Last week Sesqui and the film Horizon were in Sault Ste. Marie. If you haven’t heard of Sesqui (short for Sesquisentinial) it is is a 360° cinematic experience marking Canada’s 150th anniversary of Confederation. It’s traveling across Ontario using a giant canvas dome to show the film Horizon. The 20 minute film features landscapes from across Canada and includes artists from across Canada, the film is projected on the interior of the dome providing an immersive film experience.
The film has no words and was visually quite stunning. Given that this was billed as a part of the 150th commemoration events I (perhaps naively) expected there to be some historical content in the film. There was almost none. The film was much more focused on highlight the physical, geographical, and cultural diversity of the landscape of Canada. There were many segments of people singing, canoeing, skating, skateboarding, and engaged in other outdoor activities. This was paired with wildlife footage and landscape images.

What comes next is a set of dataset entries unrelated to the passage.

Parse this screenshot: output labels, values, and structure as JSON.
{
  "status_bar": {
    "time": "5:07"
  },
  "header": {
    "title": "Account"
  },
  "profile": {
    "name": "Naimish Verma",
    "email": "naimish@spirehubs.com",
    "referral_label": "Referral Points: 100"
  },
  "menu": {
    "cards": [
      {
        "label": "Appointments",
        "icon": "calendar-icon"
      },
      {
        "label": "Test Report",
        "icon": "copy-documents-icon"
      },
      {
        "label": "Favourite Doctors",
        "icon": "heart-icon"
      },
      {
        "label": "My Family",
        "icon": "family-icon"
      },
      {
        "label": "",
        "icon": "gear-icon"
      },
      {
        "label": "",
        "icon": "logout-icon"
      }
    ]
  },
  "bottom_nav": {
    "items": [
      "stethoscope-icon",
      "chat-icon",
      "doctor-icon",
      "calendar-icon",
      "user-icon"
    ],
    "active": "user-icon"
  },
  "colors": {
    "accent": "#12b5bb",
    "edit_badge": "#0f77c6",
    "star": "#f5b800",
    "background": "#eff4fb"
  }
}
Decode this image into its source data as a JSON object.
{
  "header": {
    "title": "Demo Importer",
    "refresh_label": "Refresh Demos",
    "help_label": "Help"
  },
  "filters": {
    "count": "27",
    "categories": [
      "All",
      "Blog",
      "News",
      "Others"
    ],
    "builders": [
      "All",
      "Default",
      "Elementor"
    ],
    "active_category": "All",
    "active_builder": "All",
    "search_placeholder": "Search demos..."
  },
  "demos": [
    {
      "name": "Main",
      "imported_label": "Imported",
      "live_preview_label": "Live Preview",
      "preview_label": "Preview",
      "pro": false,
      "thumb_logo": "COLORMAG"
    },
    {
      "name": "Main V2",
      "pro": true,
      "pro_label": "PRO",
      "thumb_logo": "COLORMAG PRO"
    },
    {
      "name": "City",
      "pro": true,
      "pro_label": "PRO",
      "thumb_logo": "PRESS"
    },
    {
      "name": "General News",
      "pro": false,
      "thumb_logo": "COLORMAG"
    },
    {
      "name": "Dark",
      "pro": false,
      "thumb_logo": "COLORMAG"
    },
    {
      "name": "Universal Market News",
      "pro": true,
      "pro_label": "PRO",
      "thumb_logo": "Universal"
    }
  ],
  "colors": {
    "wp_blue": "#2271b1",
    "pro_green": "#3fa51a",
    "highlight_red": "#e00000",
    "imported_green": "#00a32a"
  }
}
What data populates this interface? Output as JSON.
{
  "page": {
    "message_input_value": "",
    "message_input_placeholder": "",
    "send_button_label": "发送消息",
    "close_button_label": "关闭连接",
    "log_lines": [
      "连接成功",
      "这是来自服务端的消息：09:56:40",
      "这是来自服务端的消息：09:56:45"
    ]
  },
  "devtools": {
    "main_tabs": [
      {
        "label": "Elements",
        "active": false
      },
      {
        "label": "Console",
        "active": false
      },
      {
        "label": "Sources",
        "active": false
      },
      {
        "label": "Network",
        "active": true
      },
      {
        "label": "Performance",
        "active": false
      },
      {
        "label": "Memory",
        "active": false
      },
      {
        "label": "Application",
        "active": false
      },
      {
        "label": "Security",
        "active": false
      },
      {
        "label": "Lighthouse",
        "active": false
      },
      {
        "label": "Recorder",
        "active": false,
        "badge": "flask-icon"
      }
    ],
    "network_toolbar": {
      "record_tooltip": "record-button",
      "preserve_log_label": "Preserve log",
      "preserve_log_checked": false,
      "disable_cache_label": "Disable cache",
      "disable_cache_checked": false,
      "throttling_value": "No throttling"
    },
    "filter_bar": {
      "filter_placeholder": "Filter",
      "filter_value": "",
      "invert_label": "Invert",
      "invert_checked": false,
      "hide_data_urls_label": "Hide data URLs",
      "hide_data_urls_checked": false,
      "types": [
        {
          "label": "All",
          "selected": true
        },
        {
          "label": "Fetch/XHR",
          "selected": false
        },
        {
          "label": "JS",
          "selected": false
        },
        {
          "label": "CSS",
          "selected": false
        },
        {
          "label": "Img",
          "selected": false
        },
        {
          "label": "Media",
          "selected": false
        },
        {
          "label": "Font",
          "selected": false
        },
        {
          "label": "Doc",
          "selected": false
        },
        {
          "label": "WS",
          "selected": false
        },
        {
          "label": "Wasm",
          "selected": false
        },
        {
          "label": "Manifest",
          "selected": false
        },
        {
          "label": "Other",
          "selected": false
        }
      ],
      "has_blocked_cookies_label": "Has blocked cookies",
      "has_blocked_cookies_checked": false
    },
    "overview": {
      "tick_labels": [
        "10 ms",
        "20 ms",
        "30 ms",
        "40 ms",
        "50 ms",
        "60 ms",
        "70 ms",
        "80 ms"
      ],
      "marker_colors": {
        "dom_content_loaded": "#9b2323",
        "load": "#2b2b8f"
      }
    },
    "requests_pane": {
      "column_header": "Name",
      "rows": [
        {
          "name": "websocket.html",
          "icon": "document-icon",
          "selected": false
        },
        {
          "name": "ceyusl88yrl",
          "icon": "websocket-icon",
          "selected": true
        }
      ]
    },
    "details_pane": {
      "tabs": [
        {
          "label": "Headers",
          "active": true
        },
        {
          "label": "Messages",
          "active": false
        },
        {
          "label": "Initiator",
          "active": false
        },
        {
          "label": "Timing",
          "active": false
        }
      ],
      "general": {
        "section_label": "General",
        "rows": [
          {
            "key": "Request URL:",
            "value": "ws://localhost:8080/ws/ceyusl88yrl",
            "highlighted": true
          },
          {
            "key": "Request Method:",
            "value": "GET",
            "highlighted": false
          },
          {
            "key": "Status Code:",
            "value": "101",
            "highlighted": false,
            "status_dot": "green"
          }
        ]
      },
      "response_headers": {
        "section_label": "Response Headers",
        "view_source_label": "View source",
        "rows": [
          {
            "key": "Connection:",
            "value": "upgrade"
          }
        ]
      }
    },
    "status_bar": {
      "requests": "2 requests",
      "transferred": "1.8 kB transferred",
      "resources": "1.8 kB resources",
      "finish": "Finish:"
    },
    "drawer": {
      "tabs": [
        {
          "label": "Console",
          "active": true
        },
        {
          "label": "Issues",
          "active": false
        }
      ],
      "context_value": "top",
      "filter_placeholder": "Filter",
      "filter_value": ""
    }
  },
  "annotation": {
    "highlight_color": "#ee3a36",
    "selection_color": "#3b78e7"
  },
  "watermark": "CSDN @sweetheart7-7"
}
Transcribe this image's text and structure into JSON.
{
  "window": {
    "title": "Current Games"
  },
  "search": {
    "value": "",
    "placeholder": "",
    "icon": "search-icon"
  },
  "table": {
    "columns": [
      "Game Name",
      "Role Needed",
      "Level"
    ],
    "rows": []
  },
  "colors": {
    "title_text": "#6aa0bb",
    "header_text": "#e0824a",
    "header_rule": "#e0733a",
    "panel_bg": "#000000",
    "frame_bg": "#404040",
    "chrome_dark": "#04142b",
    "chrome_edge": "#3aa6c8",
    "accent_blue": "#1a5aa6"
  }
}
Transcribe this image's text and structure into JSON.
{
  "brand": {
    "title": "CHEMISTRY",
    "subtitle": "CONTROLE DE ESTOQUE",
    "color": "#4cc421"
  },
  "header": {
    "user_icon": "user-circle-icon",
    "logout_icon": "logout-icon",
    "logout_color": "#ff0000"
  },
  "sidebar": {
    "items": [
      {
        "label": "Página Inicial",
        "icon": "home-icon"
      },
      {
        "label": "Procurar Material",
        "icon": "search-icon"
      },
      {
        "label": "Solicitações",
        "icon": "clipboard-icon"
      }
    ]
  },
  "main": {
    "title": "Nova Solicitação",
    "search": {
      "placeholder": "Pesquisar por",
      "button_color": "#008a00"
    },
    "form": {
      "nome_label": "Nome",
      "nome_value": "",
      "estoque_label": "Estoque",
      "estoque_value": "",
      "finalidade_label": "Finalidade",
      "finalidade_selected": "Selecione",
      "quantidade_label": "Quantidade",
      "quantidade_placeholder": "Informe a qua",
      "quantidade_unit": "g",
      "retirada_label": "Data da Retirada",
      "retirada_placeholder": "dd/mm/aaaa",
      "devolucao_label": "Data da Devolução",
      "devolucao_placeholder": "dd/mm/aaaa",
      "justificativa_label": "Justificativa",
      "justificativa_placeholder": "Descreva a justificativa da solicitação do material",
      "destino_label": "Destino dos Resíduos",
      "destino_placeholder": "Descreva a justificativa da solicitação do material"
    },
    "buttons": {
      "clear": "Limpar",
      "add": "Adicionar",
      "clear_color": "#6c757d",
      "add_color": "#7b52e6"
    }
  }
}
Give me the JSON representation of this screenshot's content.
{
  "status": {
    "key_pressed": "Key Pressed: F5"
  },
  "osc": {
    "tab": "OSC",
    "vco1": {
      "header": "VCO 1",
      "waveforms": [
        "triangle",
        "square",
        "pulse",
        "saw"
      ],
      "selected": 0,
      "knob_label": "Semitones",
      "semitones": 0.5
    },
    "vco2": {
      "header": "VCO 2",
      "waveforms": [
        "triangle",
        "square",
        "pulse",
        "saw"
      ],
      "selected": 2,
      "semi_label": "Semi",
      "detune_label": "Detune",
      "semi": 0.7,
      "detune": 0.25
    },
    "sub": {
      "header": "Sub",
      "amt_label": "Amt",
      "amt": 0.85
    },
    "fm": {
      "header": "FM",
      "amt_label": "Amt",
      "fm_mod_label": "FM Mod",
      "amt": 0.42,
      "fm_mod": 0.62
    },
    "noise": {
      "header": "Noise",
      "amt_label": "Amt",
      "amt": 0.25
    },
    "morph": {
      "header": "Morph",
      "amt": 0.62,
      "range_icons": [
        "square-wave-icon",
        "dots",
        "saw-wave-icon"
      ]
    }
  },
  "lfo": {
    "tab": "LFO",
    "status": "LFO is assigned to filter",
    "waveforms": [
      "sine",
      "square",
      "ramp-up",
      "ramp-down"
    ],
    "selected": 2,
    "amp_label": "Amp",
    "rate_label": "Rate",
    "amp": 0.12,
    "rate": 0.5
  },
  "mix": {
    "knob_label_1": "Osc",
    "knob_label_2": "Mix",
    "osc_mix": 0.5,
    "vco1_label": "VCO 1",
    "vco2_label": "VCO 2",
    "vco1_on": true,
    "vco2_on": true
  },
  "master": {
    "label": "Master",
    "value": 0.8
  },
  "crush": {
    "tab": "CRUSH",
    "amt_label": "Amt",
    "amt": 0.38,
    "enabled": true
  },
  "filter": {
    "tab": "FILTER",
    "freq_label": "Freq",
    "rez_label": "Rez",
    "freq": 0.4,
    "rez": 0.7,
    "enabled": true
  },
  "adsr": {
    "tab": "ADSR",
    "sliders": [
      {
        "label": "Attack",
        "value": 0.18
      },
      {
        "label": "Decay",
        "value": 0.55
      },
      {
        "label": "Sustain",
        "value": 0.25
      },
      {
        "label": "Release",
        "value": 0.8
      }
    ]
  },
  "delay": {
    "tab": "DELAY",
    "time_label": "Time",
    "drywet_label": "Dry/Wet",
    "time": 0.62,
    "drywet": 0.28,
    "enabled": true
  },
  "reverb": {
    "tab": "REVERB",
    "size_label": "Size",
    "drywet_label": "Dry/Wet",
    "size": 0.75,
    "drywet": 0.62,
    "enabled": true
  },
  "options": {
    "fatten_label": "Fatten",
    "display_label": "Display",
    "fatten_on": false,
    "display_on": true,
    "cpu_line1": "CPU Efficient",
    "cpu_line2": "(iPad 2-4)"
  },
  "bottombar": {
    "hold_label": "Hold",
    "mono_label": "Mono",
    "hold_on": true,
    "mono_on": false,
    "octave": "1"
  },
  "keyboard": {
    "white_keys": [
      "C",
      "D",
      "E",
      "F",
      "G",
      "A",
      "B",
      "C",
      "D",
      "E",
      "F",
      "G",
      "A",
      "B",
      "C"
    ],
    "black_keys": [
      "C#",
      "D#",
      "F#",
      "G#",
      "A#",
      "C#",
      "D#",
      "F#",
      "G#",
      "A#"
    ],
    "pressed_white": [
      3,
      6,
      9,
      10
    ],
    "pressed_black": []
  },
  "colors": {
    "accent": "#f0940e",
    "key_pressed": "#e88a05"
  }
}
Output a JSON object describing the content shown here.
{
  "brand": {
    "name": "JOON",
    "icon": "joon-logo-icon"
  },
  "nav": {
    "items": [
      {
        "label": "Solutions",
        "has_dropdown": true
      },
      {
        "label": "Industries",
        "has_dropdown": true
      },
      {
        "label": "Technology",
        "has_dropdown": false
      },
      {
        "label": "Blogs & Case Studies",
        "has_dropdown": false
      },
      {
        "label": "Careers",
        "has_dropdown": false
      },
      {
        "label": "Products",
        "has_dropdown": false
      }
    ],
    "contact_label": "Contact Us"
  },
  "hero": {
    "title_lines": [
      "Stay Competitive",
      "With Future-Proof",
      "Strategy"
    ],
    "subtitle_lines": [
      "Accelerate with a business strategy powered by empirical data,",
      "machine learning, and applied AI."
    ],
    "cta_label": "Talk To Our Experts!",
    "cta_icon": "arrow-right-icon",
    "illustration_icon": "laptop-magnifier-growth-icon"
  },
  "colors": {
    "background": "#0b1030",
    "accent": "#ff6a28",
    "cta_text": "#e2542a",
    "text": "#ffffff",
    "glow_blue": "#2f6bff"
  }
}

IMAX technology originally premiered in 1967 when the National Film Board launched the In the Labyrinth film at Expo ’67. The Sesqui project connects back to that original leap in film technology by attempting to create a new kind of immersive film experience.
Sesqui has also created a learning hub which includes additional information on select topics including : Arts, Canadian Geography, education, English, Indigenous Studies, Language Arts, Physical Education, and Social Studies. For example, Horizon includes footage of a traditional Haida dance and the work of Haida carver Christian White. The supplemental video material connects these brief segments to large social and cultural traditions and provide historical context to the brief clips that were seen in the Horizon film. The educational material isn’t perfect but it is a good starting point to have larger conversations about the material that was included (and the material that wasn’t) in the film.
Multiple trailers and previews of the content can be found on Youtube and I’ve included one of the trailers below. They also mentioned at the screening that there is an associated app, Meridian VR and that eventually all of the video footage will be available to download via that app.
Amy’s presentation focused on her experience engaging with the Art + Feminism Wikipedia community and her work organizing edit-a-thons at the AGO. This was an excellent webinar and provided a lot of good advice for folks interested in using Wikipedia as a form of community activism, organizing, and outreach.
Next week’s webinar will focus on the basics of Wikipedia editing and how to bring the skill sets of public historians and GLAM professionals into Wikipedia. Join us at 2:00 pm ET on July 26th.